(Website and app data records)
# # # # #
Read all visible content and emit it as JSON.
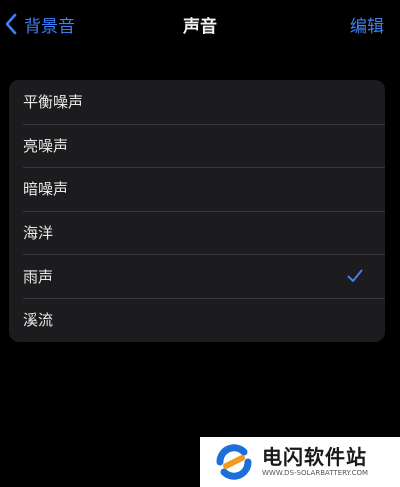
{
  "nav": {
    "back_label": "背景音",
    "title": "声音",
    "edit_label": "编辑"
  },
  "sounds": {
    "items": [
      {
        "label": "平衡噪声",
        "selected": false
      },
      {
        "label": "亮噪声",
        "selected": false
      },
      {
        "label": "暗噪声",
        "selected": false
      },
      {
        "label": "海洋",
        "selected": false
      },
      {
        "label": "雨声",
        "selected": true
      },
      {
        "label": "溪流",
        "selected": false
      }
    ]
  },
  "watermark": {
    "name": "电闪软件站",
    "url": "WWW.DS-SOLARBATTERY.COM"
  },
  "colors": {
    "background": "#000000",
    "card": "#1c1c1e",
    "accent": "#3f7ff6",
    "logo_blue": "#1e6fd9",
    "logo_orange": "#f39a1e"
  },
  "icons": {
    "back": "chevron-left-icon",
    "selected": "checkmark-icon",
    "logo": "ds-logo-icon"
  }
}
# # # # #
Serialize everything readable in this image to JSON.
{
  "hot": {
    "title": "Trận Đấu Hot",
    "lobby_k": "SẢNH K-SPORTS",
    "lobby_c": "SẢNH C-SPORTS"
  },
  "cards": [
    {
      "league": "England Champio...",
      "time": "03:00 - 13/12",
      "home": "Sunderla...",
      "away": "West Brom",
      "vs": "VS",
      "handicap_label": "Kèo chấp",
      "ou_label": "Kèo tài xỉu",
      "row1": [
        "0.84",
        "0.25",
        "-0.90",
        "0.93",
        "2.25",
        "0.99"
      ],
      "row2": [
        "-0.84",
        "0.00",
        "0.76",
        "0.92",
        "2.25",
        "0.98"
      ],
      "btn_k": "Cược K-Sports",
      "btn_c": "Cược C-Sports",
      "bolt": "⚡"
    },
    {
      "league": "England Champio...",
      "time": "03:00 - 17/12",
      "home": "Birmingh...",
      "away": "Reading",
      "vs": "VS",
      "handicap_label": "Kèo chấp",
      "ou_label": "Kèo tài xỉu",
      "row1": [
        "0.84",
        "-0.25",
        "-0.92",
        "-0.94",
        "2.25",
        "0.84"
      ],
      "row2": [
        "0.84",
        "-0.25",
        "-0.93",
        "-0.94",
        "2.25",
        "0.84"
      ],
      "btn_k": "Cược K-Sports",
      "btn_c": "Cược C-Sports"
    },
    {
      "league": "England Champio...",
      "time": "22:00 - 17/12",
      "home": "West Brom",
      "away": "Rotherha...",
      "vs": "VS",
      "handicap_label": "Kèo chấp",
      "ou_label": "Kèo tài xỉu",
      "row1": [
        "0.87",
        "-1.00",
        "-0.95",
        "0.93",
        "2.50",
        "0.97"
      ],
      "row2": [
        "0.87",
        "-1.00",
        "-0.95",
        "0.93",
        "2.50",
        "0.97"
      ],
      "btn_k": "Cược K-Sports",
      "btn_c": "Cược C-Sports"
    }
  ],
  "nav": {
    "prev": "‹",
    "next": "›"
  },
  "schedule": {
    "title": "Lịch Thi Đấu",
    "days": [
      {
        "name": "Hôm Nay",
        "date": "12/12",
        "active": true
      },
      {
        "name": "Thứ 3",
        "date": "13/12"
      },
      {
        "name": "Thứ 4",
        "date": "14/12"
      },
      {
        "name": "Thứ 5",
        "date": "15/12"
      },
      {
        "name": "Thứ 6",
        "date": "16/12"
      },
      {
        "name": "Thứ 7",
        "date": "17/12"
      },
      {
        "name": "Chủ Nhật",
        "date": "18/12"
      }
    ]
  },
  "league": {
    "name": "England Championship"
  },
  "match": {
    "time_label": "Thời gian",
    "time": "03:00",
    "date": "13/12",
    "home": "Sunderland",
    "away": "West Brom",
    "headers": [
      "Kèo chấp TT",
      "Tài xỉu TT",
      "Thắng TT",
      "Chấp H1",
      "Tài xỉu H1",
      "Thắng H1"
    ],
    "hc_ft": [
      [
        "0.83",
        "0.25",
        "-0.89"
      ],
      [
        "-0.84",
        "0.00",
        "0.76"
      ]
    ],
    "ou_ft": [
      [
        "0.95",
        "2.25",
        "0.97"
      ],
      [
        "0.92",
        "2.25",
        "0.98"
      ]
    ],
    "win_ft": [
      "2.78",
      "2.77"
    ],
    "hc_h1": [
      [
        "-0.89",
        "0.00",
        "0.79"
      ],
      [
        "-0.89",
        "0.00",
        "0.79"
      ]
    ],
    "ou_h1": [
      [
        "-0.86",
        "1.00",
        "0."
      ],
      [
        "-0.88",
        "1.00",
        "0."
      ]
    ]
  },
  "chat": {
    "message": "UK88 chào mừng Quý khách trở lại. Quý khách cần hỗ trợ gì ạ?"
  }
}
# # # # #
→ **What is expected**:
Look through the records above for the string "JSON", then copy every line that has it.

→ **Reply**:
Read all visible content and emit it as JSON.
Serialize everything readable in this image to JSON.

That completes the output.